BUSINESS ENVIRONMENT AND RESULTS OF OPERATIONS

We operate in more than 70 countries throughout the world to provide a comprehensive range of services and products to the energy industry. Our revenue is generated from the sale of services and products to major, national, and independent oil and natural gas companies worldwide. The industry we serve is highly competitive with many substantial competitors in each segment of our business. During the first nine months of 2021, based upon the location of the services provided and products sold, 40% of our consolidated revenue was from the United States, compared to 38% of consolidated revenue from the United States in the first nine months of 2020. No other country accounted for more than 10% of our revenue.

Operations in some countries may be adversely affected by unsettled political conditions, acts of terrorism, civil unrest, force majeure, war or other armed conflict, sanctions, expropriation or other governmental actions, inflation, changes in foreign currency exchange rates, foreign currency exchange restrictions and highly inflationary currencies, as well as other geopolitical factors. We believe the geographic diversification of our business activities reduces the risk that an interruption of operations in any one country, other than the United States, would be materially adverse to our consolidated results of operations.
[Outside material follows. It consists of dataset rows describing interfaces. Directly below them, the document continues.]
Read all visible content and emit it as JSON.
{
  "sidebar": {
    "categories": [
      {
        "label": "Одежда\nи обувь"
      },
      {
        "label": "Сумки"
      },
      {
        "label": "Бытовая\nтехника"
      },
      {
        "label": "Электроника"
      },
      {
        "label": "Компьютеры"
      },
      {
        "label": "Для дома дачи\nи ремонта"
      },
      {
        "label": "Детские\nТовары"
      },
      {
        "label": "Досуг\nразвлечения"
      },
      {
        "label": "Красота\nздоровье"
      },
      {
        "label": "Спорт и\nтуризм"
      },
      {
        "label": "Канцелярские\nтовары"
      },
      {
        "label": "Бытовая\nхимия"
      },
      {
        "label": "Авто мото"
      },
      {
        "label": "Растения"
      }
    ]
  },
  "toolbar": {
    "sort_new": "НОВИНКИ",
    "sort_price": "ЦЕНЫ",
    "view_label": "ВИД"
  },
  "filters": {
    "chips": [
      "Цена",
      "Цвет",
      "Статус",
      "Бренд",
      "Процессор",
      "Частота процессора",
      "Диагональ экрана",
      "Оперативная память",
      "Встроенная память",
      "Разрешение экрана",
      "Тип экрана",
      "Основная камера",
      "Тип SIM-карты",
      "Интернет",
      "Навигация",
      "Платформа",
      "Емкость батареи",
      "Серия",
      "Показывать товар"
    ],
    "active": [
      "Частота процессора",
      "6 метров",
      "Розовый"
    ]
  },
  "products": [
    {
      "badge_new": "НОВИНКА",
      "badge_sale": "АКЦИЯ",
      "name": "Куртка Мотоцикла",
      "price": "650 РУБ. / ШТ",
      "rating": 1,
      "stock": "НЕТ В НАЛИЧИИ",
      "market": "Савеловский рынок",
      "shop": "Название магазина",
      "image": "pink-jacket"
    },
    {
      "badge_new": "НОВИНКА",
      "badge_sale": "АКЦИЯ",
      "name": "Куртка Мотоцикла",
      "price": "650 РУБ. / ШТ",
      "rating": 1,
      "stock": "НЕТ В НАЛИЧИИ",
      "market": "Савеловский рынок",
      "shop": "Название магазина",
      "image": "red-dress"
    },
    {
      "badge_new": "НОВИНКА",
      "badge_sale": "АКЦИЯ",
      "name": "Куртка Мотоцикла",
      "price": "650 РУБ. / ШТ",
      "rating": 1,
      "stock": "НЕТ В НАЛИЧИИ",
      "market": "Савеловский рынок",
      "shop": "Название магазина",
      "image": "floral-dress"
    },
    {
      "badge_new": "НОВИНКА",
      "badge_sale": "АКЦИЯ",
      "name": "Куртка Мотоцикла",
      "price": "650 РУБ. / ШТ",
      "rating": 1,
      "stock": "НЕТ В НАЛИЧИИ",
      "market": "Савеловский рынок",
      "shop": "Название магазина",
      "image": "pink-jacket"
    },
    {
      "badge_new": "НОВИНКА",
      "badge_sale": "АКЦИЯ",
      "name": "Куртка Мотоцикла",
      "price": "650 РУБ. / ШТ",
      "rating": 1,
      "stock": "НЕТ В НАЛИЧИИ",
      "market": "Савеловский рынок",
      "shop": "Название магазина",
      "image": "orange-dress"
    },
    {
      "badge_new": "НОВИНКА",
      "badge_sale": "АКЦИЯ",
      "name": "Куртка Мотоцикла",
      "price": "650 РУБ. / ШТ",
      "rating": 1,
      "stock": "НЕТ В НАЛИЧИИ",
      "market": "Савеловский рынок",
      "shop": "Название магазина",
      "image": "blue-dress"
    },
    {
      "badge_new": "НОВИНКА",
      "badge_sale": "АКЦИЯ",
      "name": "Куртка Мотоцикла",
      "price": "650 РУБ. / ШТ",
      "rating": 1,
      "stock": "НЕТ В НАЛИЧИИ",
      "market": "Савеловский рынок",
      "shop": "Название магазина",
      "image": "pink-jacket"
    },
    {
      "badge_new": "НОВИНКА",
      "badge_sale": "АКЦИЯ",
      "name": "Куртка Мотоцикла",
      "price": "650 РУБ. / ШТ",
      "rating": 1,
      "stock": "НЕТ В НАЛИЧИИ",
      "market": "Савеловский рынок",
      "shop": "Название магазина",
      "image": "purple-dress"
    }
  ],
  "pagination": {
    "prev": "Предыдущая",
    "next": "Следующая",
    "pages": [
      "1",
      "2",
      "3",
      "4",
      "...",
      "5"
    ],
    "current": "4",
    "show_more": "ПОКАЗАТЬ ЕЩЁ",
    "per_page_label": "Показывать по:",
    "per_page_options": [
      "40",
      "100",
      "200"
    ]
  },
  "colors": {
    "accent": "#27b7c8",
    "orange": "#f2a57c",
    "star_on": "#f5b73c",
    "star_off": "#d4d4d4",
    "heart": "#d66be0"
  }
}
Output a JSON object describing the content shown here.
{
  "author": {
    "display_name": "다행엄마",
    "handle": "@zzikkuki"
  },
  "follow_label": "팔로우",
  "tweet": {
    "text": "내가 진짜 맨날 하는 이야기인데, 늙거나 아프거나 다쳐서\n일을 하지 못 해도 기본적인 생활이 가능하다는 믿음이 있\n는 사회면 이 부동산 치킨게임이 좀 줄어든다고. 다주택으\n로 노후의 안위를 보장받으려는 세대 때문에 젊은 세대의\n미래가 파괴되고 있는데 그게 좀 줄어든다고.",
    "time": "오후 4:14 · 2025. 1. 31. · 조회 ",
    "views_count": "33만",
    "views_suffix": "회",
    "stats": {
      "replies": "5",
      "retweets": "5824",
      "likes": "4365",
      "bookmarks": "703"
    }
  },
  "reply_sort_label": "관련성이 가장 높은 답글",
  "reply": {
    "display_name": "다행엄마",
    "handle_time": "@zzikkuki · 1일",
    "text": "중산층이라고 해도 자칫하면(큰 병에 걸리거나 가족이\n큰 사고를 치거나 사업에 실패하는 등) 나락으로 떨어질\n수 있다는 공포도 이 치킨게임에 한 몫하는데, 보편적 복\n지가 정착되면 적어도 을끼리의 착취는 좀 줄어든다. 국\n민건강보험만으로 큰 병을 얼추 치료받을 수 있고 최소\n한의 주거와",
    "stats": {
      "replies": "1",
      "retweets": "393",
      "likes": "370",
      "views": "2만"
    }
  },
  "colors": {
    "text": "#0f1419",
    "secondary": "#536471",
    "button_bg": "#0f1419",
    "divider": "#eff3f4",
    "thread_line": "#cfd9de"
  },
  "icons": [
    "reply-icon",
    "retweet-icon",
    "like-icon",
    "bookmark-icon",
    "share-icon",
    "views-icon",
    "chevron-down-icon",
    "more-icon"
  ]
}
Activity within our business segments is significantly impacted by spending on upstream exploration, development, and production programs by our customers. Also impacting our activity is the status of the global economy, which impacts oil and natural gas consumption. The COVID-19 pandemic and efforts to mitigate its effect had a substantial negative impact on the global economy and demand for oil. As discussed earlier, although there are signs of improvement in many areas around the world, the potential for new lockdowns and other mitigation efforts to deal with an increase in infection rates in certain areas remains a key risk for oil demand.

Some of the more significant determinants of current and future spending levels of our customers are oil and natural gas prices and our customers' expectations about future prices, global oil supply and demand, completions intensity, the world economy, the availability of capital, government regulation, and global stability, which together drive worldwide drilling and completions activity. Additionally, many of our customers in North America have shifted their strategy from production growth to operating within cash flow and generating returns. Lower oil and natural gas prices usually translate into lower exploration and production budgets and lower rig count, while the opposite is usually true for higher oil and natural gas prices. Our financial performance is therefore significantly affected by oil and natural gas prices and worldwide rig activity, which are summarized in the tables below.

Traditionally, the North America market recovers from downturns in the industry quicker than the international markets. We have started to see this play out as rig counts have recovered faster in 2021 in North America than internationally. We would expect to continue to see this dynamic in 2022.

The table below shows the average oil and natural gas prices for WTI, United Kingdom Brent crude oil, and Henry Hub natural gas.
Three Months Ended
September 30
Year Ended
December 31
2021